The pandemic also brought a blessing in disguise to Wilson Hall — a livestream system. After the pandemic hit, Harrison brought up the idea of installing a livestream system, and to his surprise, his request was approved. The system, which was completed only two weeks ago, makes it possible for events to be held in Wilson with no audience.
“I was very fortunate that we had it in the budget to do all of those things,” Harrison said.
Because of the switch to online classes, there are no events — in person or otherwise — currently planned in Wilson Hall Auditorium, except for a professor from the history department who opted to record lectures in the space. Harrison has implemented COVID-19 traffic plans, and as for the signs on the floor: “Those are my fault,” Harrison said, joking.
Usually, Harrison describes his job as part stage manager and part whip cracker. He also said working with student organizations, such as Filipino Americans at Madison, the Asian Student Union and several others, to create the vision for culture shows — events run by students that present their heritage through dance and other performances — is a big part of his job, and he said he hopes these events get more publicity in the future.
RJ Mosuela, a senior health sciences major and president of FAM, which holds two culture shows each year in Memorial Hall, agrees that more JMU students should attend cultural productions.
“It’s a way to become more knowledgeable of who also makes up the JMU community,” Mosuela, who grew up in a predominantly white area, said. “You might learn a thing or two about varying walks of life, and you might just find a new organization to be a part of.”
Harrison has helped organizations like FAM develop their vision when it comes to putting on a culture show. Harrison said he’s passionate about “creating a visual aesthetic that tells a story and invokes a feeling in people” using scenery and lighting.
Hern, who was technical manager for Wilson Hall Auditorium while Harrison was still a student, said he believes directing the auditorium requires refined knowledge — along with an ingredient that can’t be taught.
“You have to have passion to do this kind of work,” he said.
Hern said he believes Harrison has the same passion for the job that he himself had.
“At this point I’m sure Danny knows more than I do about production,” Hern said. “Regardless of whether he agrees with me or not, he knows a lot about the technical side of things.”

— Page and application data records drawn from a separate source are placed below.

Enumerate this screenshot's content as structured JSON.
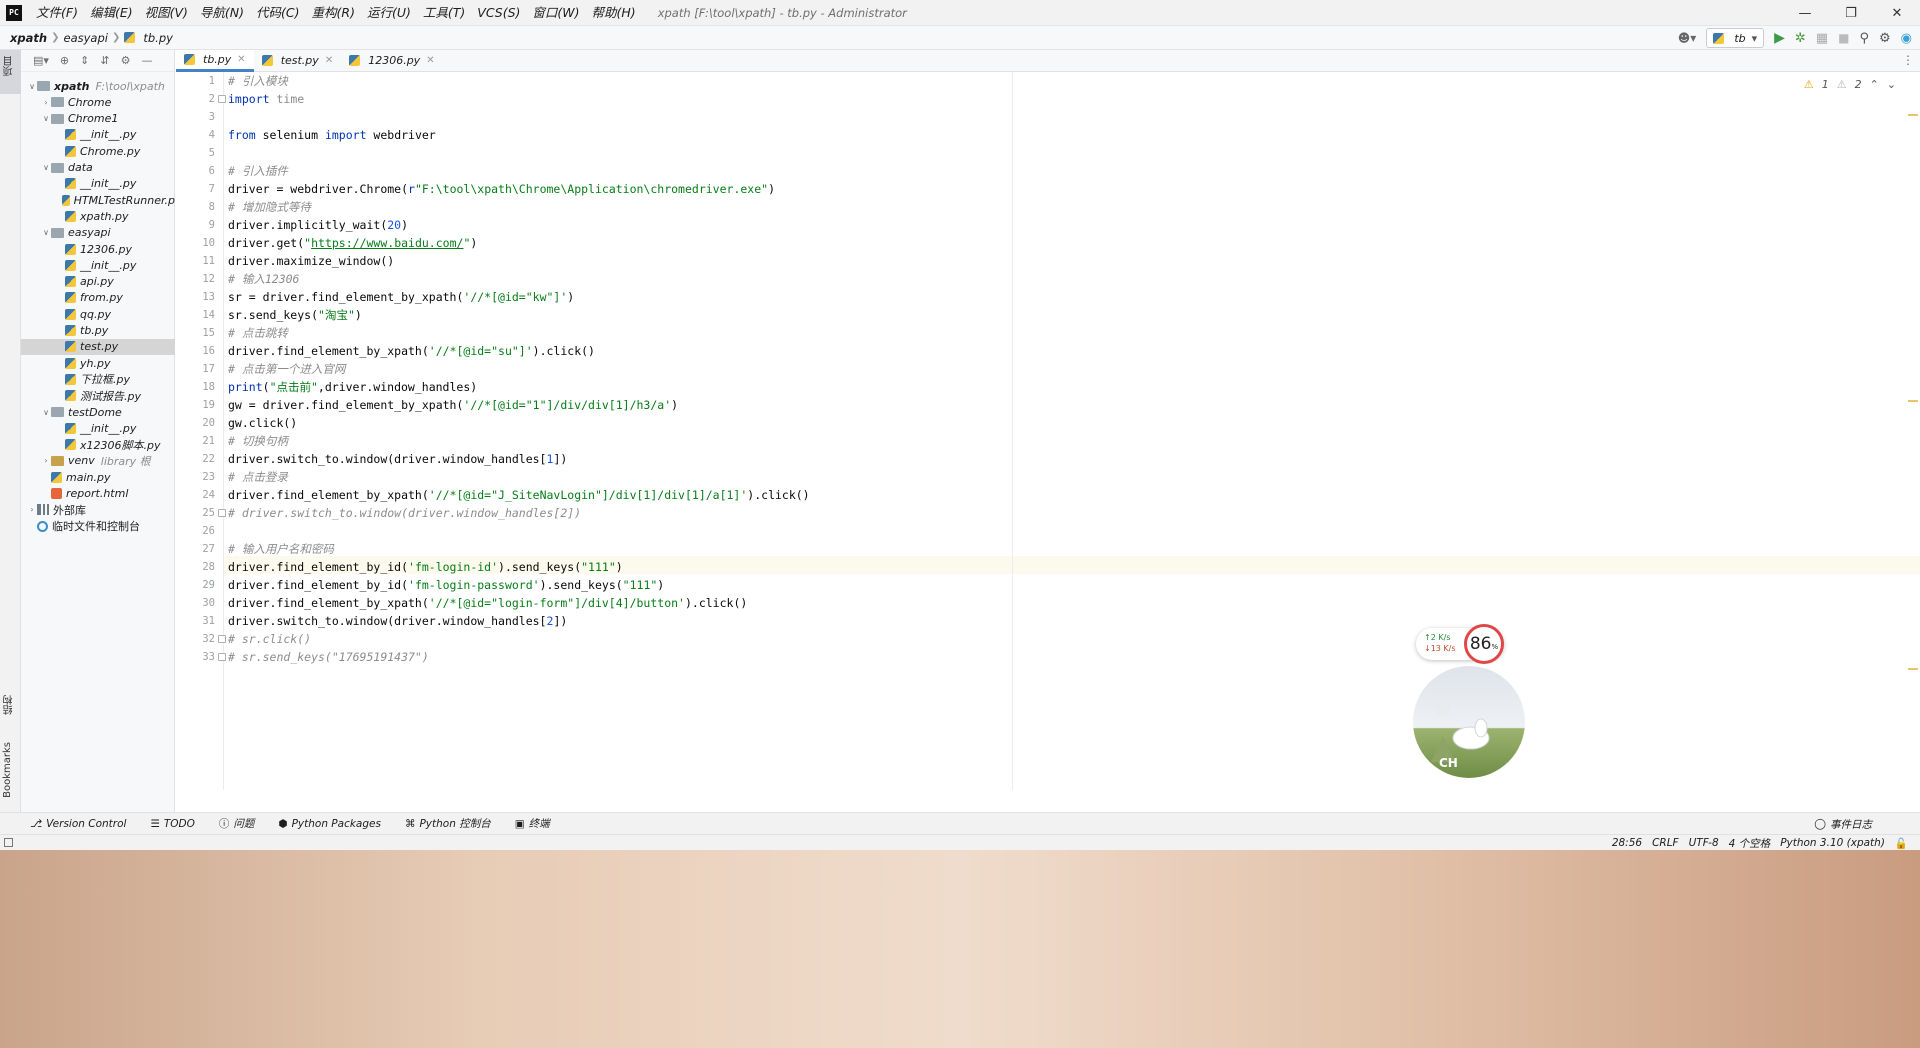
{
  "title_bar": {
    "logo": "PC",
    "menu": [
      "文件(F)",
      "编辑(E)",
      "视图(V)",
      "导航(N)",
      "代码(C)",
      "重构(R)",
      "运行(U)",
      "工具(T)",
      "VCS(S)",
      "窗口(W)",
      "帮助(H)"
    ],
    "window_title": "xpath [F:\\tool\\xpath] - tb.py - Administrator"
  },
  "navbar": {
    "breadcrumbs": [
      "xpath",
      "easyapi",
      "tb.py"
    ],
    "run_config": "tb"
  },
  "left_strip": {
    "project_label": "项目",
    "structure_label": "结构",
    "bookmarks_label": "Bookmarks"
  },
  "project_tree": [
    {
      "depth": 0,
      "arrow": "open",
      "icon": "folder-icon",
      "label": "xpath",
      "hint": "F:\\tool\\xpath"
    },
    {
      "depth": 1,
      "arrow": "closed",
      "icon": "folder-icon",
      "label": "Chrome"
    },
    {
      "depth": 1,
      "arrow": "open",
      "icon": "folder-icon",
      "label": "Chrome1"
    },
    {
      "depth": 2,
      "arrow": "",
      "icon": "python-file-icon",
      "label": "__init__.py"
    },
    {
      "depth": 2,
      "arrow": "",
      "icon": "python-file-icon",
      "label": "Chrome.py"
    },
    {
      "depth": 1,
      "arrow": "open",
      "icon": "folder-icon",
      "label": "data"
    },
    {
      "depth": 2,
      "arrow": "",
      "icon": "python-file-icon",
      "label": "__init__.py"
    },
    {
      "depth": 2,
      "arrow": "",
      "icon": "python-file-icon",
      "label": "HTMLTestRunner.p"
    },
    {
      "depth": 2,
      "arrow": "",
      "icon": "python-file-icon",
      "label": "xpath.py"
    },
    {
      "depth": 1,
      "arrow": "open",
      "icon": "folder-icon",
      "label": "easyapi"
    },
    {
      "depth": 2,
      "arrow": "",
      "icon": "python-file-icon",
      "label": "12306.py"
    },
    {
      "depth": 2,
      "arrow": "",
      "icon": "python-file-icon",
      "label": "__init__.py"
    },
    {
      "depth": 2,
      "arrow": "",
      "icon": "python-file-icon",
      "label": "api.py"
    },
    {
      "depth": 2,
      "arrow": "",
      "icon": "python-file-icon",
      "label": "from.py"
    },
    {
      "depth": 2,
      "arrow": "",
      "icon": "python-file-icon",
      "label": "qq.py"
    },
    {
      "depth": 2,
      "arrow": "",
      "icon": "python-file-icon",
      "label": "tb.py"
    },
    {
      "depth": 2,
      "arrow": "",
      "icon": "python-file-icon",
      "label": "test.py",
      "selected": true
    },
    {
      "depth": 2,
      "arrow": "",
      "icon": "python-file-icon",
      "label": "yh.py"
    },
    {
      "depth": 2,
      "arrow": "",
      "icon": "python-file-icon",
      "label": "下拉框.py"
    },
    {
      "depth": 2,
      "arrow": "",
      "icon": "python-file-icon",
      "label": "测试报告.py"
    },
    {
      "depth": 1,
      "arrow": "open",
      "icon": "folder-icon",
      "label": "testDome"
    },
    {
      "depth": 2,
      "arrow": "",
      "icon": "python-file-icon",
      "label": "__init__.py"
    },
    {
      "depth": 2,
      "arrow": "",
      "icon": "python-file-icon",
      "label": "x12306脚本.py"
    },
    {
      "depth": 1,
      "arrow": "closed",
      "icon": "folder-icon",
      "label": "venv",
      "hint": "library 根",
      "highlight": true
    },
    {
      "depth": 1,
      "arrow": "",
      "icon": "python-file-icon",
      "label": "main.py"
    },
    {
      "depth": 1,
      "arrow": "",
      "icon": "html-file-icon",
      "label": "report.html"
    },
    {
      "depth": 0,
      "arrow": "closed",
      "icon": "library-icon",
      "label": "外部库"
    },
    {
      "depth": 0,
      "arrow": "",
      "icon": "scratch-icon",
      "label": "临时文件和控制台"
    }
  ],
  "editor_tabs": [
    {
      "label": "tb.py",
      "active": true
    },
    {
      "label": "test.py",
      "active": false
    },
    {
      "label": "12306.py",
      "active": false
    }
  ],
  "inspections": {
    "warnings": "1",
    "weak_warnings": "2"
  },
  "code_lines": [
    [
      [
        "cmt",
        "# 引入模块"
      ]
    ],
    [
      [
        "kw",
        "import"
      ],
      [
        "gray",
        " time"
      ]
    ],
    [],
    [
      [
        "kw",
        "from"
      ],
      [
        "",
        " selenium "
      ],
      [
        "kw",
        "import"
      ],
      [
        "",
        " webdriver"
      ]
    ],
    [],
    [
      [
        "cmt",
        "# 引入插件"
      ]
    ],
    [
      [
        "",
        "driver = webdriver.Chrome("
      ],
      [
        "kw",
        "r"
      ],
      [
        "str",
        "\"F:\\tool\\xpath\\Chrome\\Application\\chromedriver.exe\""
      ],
      [
        "",
        ")"
      ]
    ],
    [
      [
        "cmt",
        "# 增加隐式等待"
      ]
    ],
    [
      [
        "",
        "driver.implicitly_wait("
      ],
      [
        "num",
        "20"
      ],
      [
        "",
        ")"
      ]
    ],
    [
      [
        "",
        "driver.get("
      ],
      [
        "str",
        "\""
      ],
      [
        "url",
        "https://www.baidu.com/"
      ],
      [
        "str",
        "\""
      ],
      [
        "",
        ")"
      ]
    ],
    [
      [
        "",
        "driver.maximize_window()"
      ]
    ],
    [
      [
        "cmt",
        "# 输入12306"
      ]
    ],
    [
      [
        "",
        "sr = driver.find_element_by_xpath("
      ],
      [
        "str",
        "'//*[@id=\"kw\"]'"
      ],
      [
        "",
        ")"
      ]
    ],
    [
      [
        "",
        "sr.send_keys("
      ],
      [
        "str",
        "\"淘宝\""
      ],
      [
        "",
        ")"
      ]
    ],
    [
      [
        "cmt",
        "# 点击跳转"
      ]
    ],
    [
      [
        "",
        "driver.find_element_by_xpath("
      ],
      [
        "str",
        "'//*[@id=\"su\"]'"
      ],
      [
        "",
        ").click()"
      ]
    ],
    [
      [
        "cmt",
        "# 点击第一个进入官网"
      ]
    ],
    [
      [
        "kw",
        "print"
      ],
      [
        "",
        "("
      ],
      [
        "str",
        "\"点击前\""
      ],
      [
        "",
        ",driver.window_handles)"
      ]
    ],
    [
      [
        "",
        "gw = driver.find_element_by_xpath("
      ],
      [
        "str",
        "'//*[@id=\"1\"]/div/div[1]/h3/a'"
      ],
      [
        "",
        ")"
      ]
    ],
    [
      [
        "",
        "gw.click()"
      ]
    ],
    [
      [
        "cmt",
        "# 切换句柄"
      ]
    ],
    [
      [
        "",
        "driver.switch_to.window(driver.window_handles["
      ],
      [
        "num",
        "1"
      ],
      [
        "",
        "])"
      ]
    ],
    [
      [
        "cmt",
        "# 点击登录"
      ]
    ],
    [
      [
        "",
        "driver.find_element_by_xpath("
      ],
      [
        "str",
        "'//*[@id=\"J_SiteNavLogin\"]/div[1]/div[1]/a[1]'"
      ],
      [
        "",
        ").click()"
      ]
    ],
    [
      [
        "cmt",
        "# driver.switch_to.window(driver.window_handles[2])"
      ]
    ],
    [],
    [
      [
        "cmt",
        "# 输入用户名和密码"
      ]
    ],
    [
      [
        "",
        "driver.find_element_by_id("
      ],
      [
        "str",
        "'fm-login-id'"
      ],
      [
        "",
        ").send_keys("
      ],
      [
        "str",
        "\"111\""
      ],
      [
        "",
        ")"
      ]
    ],
    [
      [
        "",
        "driver.find_element_by_id("
      ],
      [
        "str",
        "'fm-login-password'"
      ],
      [
        "",
        ").send_keys("
      ],
      [
        "str",
        "\"111\""
      ],
      [
        "",
        ")"
      ]
    ],
    [
      [
        "",
        "driver.find_element_by_xpath("
      ],
      [
        "str",
        "'//*[@id=\"login-form\"]/div[4]/button'"
      ],
      [
        "",
        ").click()"
      ]
    ],
    [
      [
        "",
        "driver.switch_to.window(driver.window_handles["
      ],
      [
        "num",
        "2"
      ],
      [
        "",
        "])"
      ]
    ],
    [
      [
        "cmt",
        "# sr.click()"
      ]
    ],
    [
      [
        "cmt",
        "# sr.send_keys(\"17695191437\")"
      ]
    ]
  ],
  "widgets": {
    "upload_speed": "↑2  K/s",
    "download_speed": "↓13 K/s",
    "cpu_percent": "86",
    "cpu_unit": "%",
    "pet_label": "CH"
  },
  "tool_windows": [
    {
      "icon": "version-control-icon",
      "label": "Version Control"
    },
    {
      "icon": "todo-icon",
      "label": "TODO"
    },
    {
      "icon": "problems-icon",
      "label": "问题"
    },
    {
      "icon": "python-packages-icon",
      "label": "Python Packages"
    },
    {
      "icon": "python-console-icon",
      "label": "Python 控制台"
    },
    {
      "icon": "terminal-icon",
      "label": "终端"
    }
  ],
  "event_log": "事件日志",
  "status_bar": {
    "caret_position": "28:56",
    "line_separator": "CRLF",
    "encoding": "UTF-8",
    "indent": "4 个空格",
    "interpreter": "Python 3.10 (xpath)"
  }
}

Harrison’s advice to future production workers is to stay relevant and never stop learning.
“The technology that we use in the entertainment industry is always changing,” Harrison said. “If you get stuck in a rut with what you know, you will get stuck in a rut careerwise.”
“Be able to work in every department and you will always have work,” Harrison said.
Contact Jillian Lynch at firstname.lastname@example.org. For more on the culture, arts and lifestyle of the JMU and Harrisonburg communities, follow the culture desk on Twitter and Instagram @Breeze_Culture.